|System: X360, PS3, Wii, PS2||Review Rating Legend|
|Dev: Neversoft Entertainment||1.0 - 1.9 = Avoid||4.0 - 4.4 = Great|
|Pub: Activision / Red Octane||2.0 - 2.4 = Poor||4.5 - 4.9 = Must Buy|
|Release: Sep. 1, 2009||2.5 - 2.9 = Average||5.0 = The Best|
|Players: 1-4 (8 Online)||3.0 - 3.4 = Fair|
|ESRB Rating: Teen||3.5 - 3.9 = Good|
The import functionality is particularly significant, even though it too is severely limited, because the song variety isn't ideal. This is perhaps my biggest gripe with the game. Sure, the game sports 85 original songs reproduced in crystal clear fidelity, but there aren't a whole lot of classic crowd-pleasers thrown in for old-timers. Outside of notable exceptions from Tom Petty, Johnny Cash, The Rolling Stones, and Bob Dylan, the music selection is geared toward modern music (Muse, The Killers, Kings of Leon, Vampire Weekend, The White Stripes, etc.). While these songs are an absolute blast to play through, they aren't so great for getting the entire party rocking. On the other hand, there is a lot of music for old farts to discover, and the addition of quality, master recordings of live performances (I'm thinking specifically of Rush's Spirit of the Radio) tend to smooth out the qualms a curmudgeon might have.
Career mode is essentially the same as what you've always had in Guitar Hero. However, this time around does include the Bonus Challenges that helped bolster Guitar Hero - On Tour: Modern Hits for DS. These side objectives have players meeting specific goals (Ex.: Utilize the whammy bar for 30, 60, or 80 seconds on held notes). Successfully completing these challenges will net you rewards such as instrument skins and outfits.
Outside of the standard Career mode, the local and online competitive multiplayer options really offer a lot of engaging, diverse gameplay for more serious virtual musicians. RockFest gives players six modes of play with which to mix things up. Momentum constantly changes difficulty for individual players depending on how well they're executing. Perfectionist divides songs up into sections and rewards the player with the highest percentage at the end of the segment. Elimination drops the player with the lowest percentage out of the mix after each section, crowning the last man standing the champion. Do-or-Die penalizes players if they miss just three notes in a segment by temporarily freezing them, not allowing them to accrue points. As the name implies, Streakers gives exponential point bonuses to those players that put long note streaks together. Finally, Pro Face Off is the most straightforward of the bunch, as it is a head-to-head battle where all players play at the same difficulty with the same instrument to see who's the baddest.

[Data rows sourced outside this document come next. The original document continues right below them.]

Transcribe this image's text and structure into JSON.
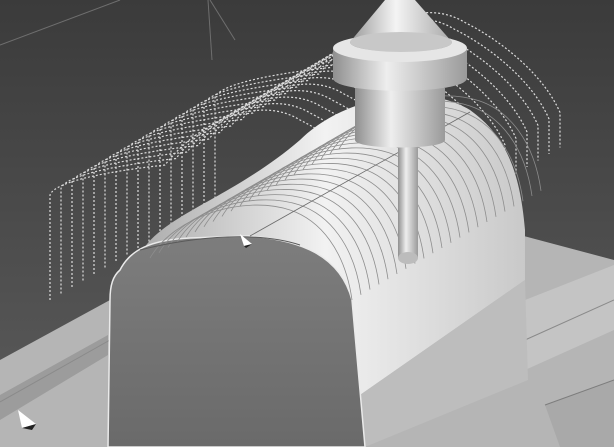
{
  "viewport": {
    "background_top": "#3f3f3f",
    "background_bottom": "#5a5a5a",
    "toolpath_color": "#d9d9d9",
    "part_color": "#b9b9b9",
    "part_shadow": "#7a7a7a",
    "tool_color": "#cfcfcf"
  },
  "icons": {
    "origin_marker": "axis-triad-icon",
    "cursor_marker": "triad-cursor-icon"
  }
}
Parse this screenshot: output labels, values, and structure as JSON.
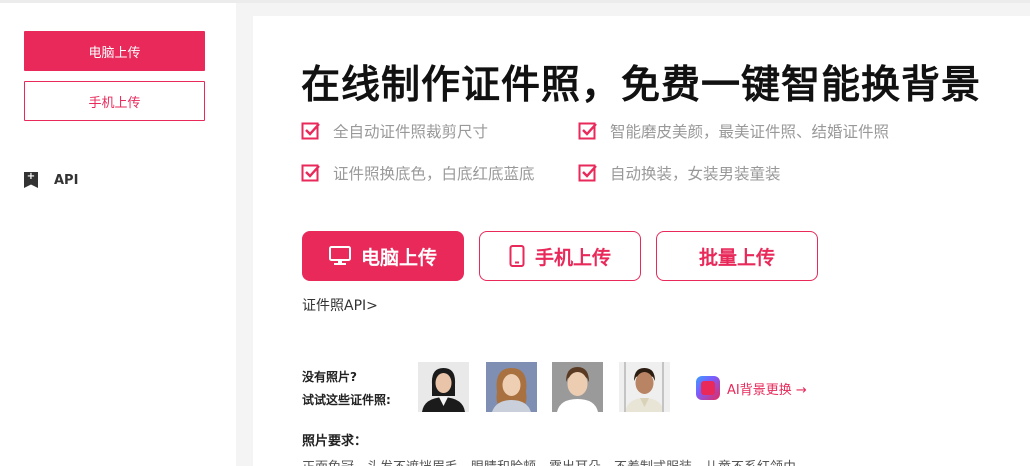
{
  "sidebar": {
    "pc_upload": "电脑上传",
    "mobile_upload": "手机上传",
    "api": "API"
  },
  "main": {
    "title": "在线制作证件照，免费一键智能换背景",
    "features": [
      "全自动证件照裁剪尺寸",
      "智能磨皮美颜，最美证件照、结婚证件照",
      "证件照换底色，白底红底蓝底",
      "自动换装，女装男装童装"
    ],
    "buttons": {
      "pc": "电脑上传",
      "mobile": "手机上传",
      "batch": "批量上传"
    },
    "api_link": "证件照API>",
    "samples": {
      "line1": "没有照片?",
      "line2": "试试这些证件照:"
    },
    "ai_link": "AI背景更换 →",
    "requirements": {
      "title": "照片要求：",
      "text": "正面免冠，头发不遮挡眉毛，眼睛和脸颊，露出耳朵，不着制式服装，儿童不系红领巾"
    }
  },
  "colors": {
    "accent": "#e8295a",
    "background": "#f4f4f4"
  },
  "icons": {
    "check": "check-icon",
    "monitor": "monitor-icon",
    "phone": "phone-icon",
    "flag": "flag-icon"
  }
}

These multiplayer modes are all very well implemented and perfectly suited to improving the skill set of hardcore players.

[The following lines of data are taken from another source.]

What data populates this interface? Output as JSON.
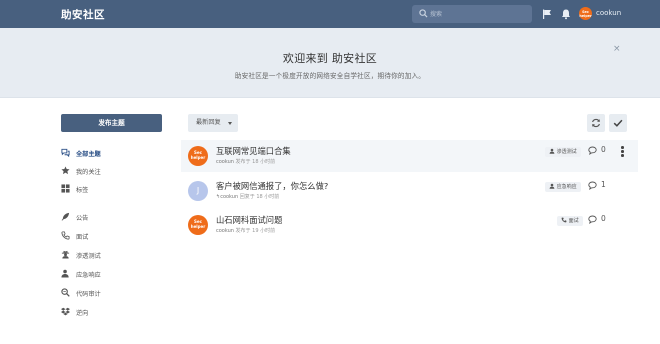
{
  "header": {
    "logo": "助安社区",
    "search_placeholder": "搜索",
    "username": "cookun",
    "avatar_text": "Sec helper"
  },
  "banner": {
    "title": "欢迎来到 助安社区",
    "subtitle": "助安社区是一个极度开放的网络安全自学社区，期待你的加入。",
    "close": "×"
  },
  "sidebar": {
    "compose": "发布主题",
    "items": [
      {
        "label": "全部主题",
        "icon": "comments-icon",
        "active": true
      },
      {
        "label": "我的关注",
        "icon": "star-icon",
        "active": false
      },
      {
        "label": "标签",
        "icon": "tags-grid-icon",
        "active": false
      },
      {
        "label": "公告",
        "icon": "megaphone-icon",
        "active": false
      },
      {
        "label": "面试",
        "icon": "phone-icon",
        "active": false
      },
      {
        "label": "渗透测试",
        "icon": "user-secret-icon",
        "active": false
      },
      {
        "label": "应急响应",
        "icon": "user-shield-icon",
        "active": false
      },
      {
        "label": "代码审计",
        "icon": "search-code-icon",
        "active": false
      },
      {
        "label": "逆向",
        "icon": "dropbox-icon",
        "active": false
      }
    ]
  },
  "toolbar": {
    "sort": "最新回复"
  },
  "discussions": [
    {
      "title": "互联网常见端口合集",
      "author": "cookun",
      "meta": "发布于 18 小时前",
      "tag": "渗透测试",
      "replies": "0",
      "avatar": "logo",
      "avatar_text": "Sec helper"
    },
    {
      "title": "客户被网信通报了，你怎么做?",
      "author": "↰cookun",
      "meta": "回复于 18 小时前",
      "tag": "应急响应",
      "replies": "1",
      "avatar": "letter",
      "avatar_text": "J"
    },
    {
      "title": "山石网科面试问题",
      "author": "cookun",
      "meta": "发布于 19 小时前",
      "tag": "面试",
      "replies": "0",
      "avatar": "logo",
      "avatar_text": "Sec helper"
    }
  ],
  "colors": {
    "header": "#48607f",
    "banner": "#e7ecf2",
    "accent": "#2a4f86",
    "avatar_orange": "#ef6c1a"
  }
}
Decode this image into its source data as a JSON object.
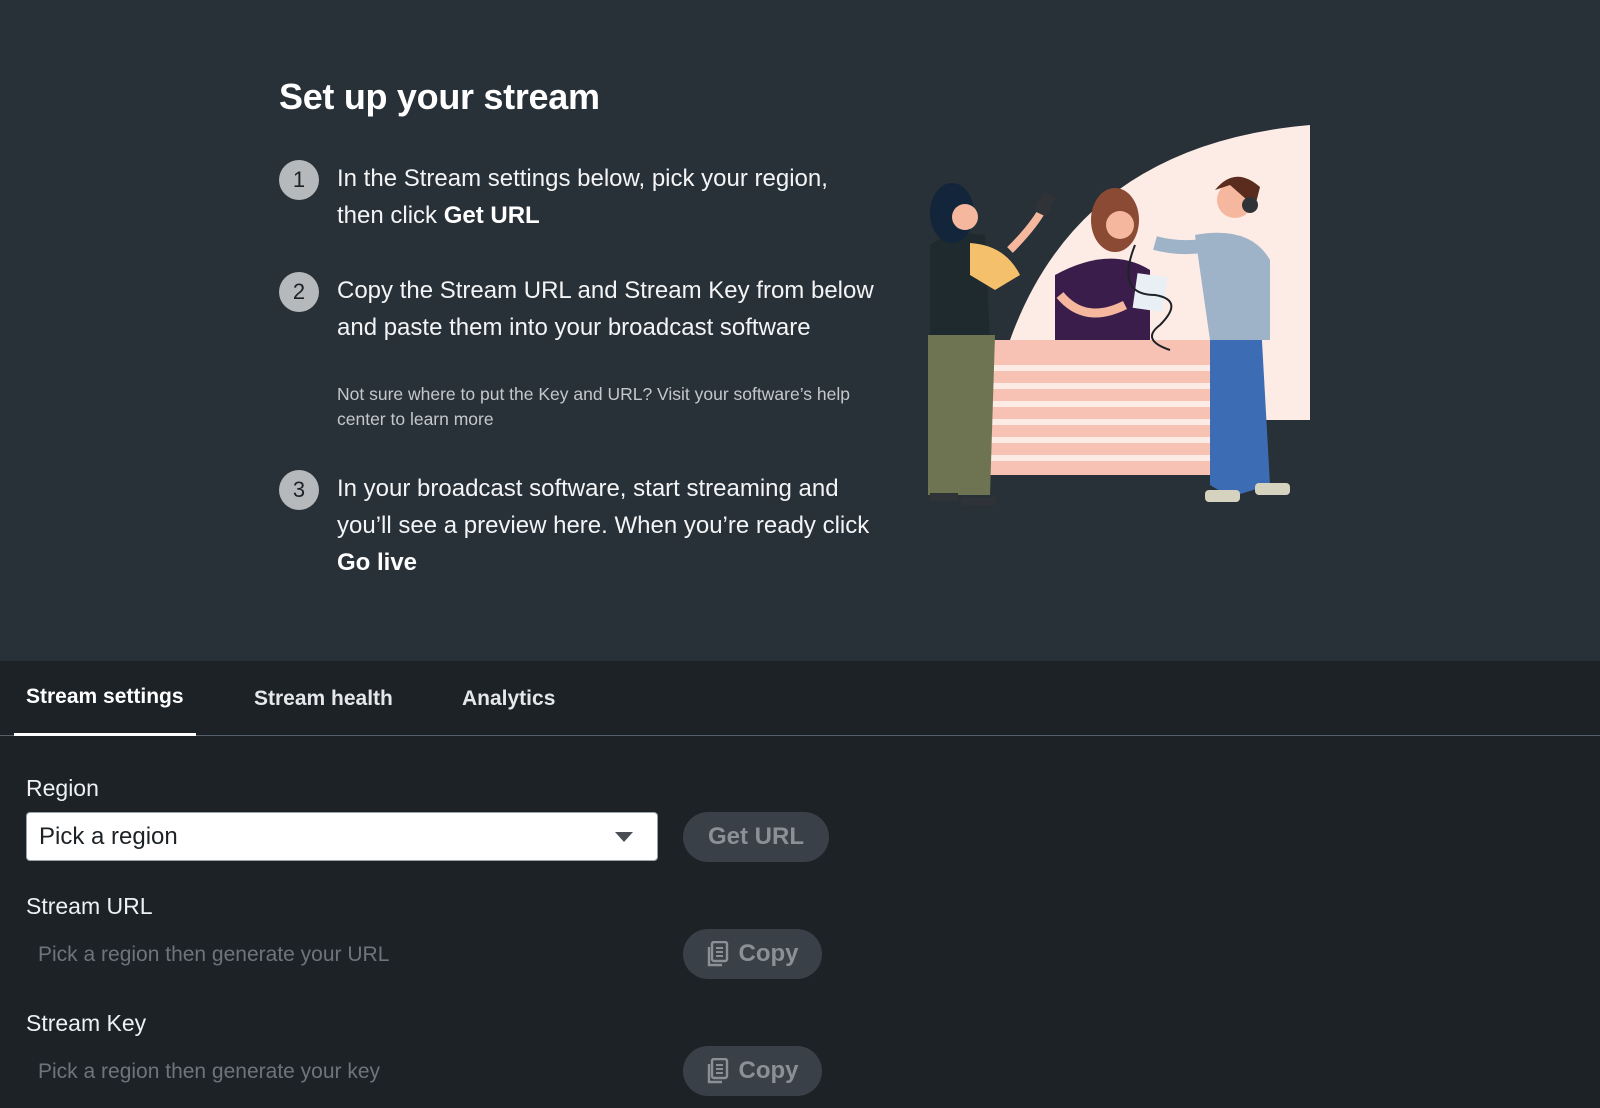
{
  "hero": {
    "title": "Set up your stream",
    "steps": [
      {
        "number": "1",
        "text_before": "In the Stream settings below, pick your region, then click ",
        "text_bold": "Get URL",
        "text_after": ""
      },
      {
        "number": "2",
        "text_before": "Copy the Stream URL and Stream Key from below and paste them into your broadcast software",
        "text_bold": "",
        "text_after": "",
        "hint": "Not sure where to put the Key and URL? Visit your software’s help center to learn more"
      },
      {
        "number": "3",
        "text_before": "In your broadcast software, start streaming and you’ll see a preview here. When you’re ready click ",
        "text_bold": "Go live",
        "text_after": ""
      }
    ]
  },
  "tabs": [
    {
      "label": "Stream settings",
      "active": true
    },
    {
      "label": "Stream health",
      "active": false
    },
    {
      "label": "Analytics",
      "active": false
    }
  ],
  "settings": {
    "region_label": "Region",
    "region_value": "Pick a region",
    "get_url_label": "Get URL",
    "stream_url_label": "Stream URL",
    "stream_url_placeholder": "Pick a region then generate your URL",
    "stream_key_label": "Stream Key",
    "stream_key_placeholder": "Pick a region then generate your key",
    "copy_label": "Copy"
  },
  "icons": {
    "caret": "chevron-down-icon",
    "copy": "copy-document-icon"
  },
  "colors": {
    "hero_bg": "#283038",
    "page_bg": "#1d2226",
    "button_bg": "#3a4047",
    "button_text": "#8a9096",
    "illustration_peach": "#f7c2b4",
    "illustration_pink_bg": "#fdebe6"
  }
}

On the graphics front, the visuals are the best they've ever been; though, that's not saying a whole lot. Still, the characters are livelier than ever and the environments are varied and engaging. Animations are particularly good now, and singers' lips synch up nicely with the songs. Controls are also much improved over previous versions. Note tracks are expertly laid out to mimic the songs, and the menu organization is very user-friendly. If you haven't gotten a guitar controller in a while, you may want to check out the new peripheral. The guitars are very realistic-looking, are of much higher quality construction, and the slider bar functionality is even tighter.
Certainly, Guitar Hero 5 is the best title in the franchise's illustrious history. Furthermore, it is undeniably the best music game ever made, as it synthesizes the best of the genre into one neat package. The only question is, is this the reawakening of a phenomenon, or just a beautiful swan song? I guess only time will tell.
CCC Editor / News Director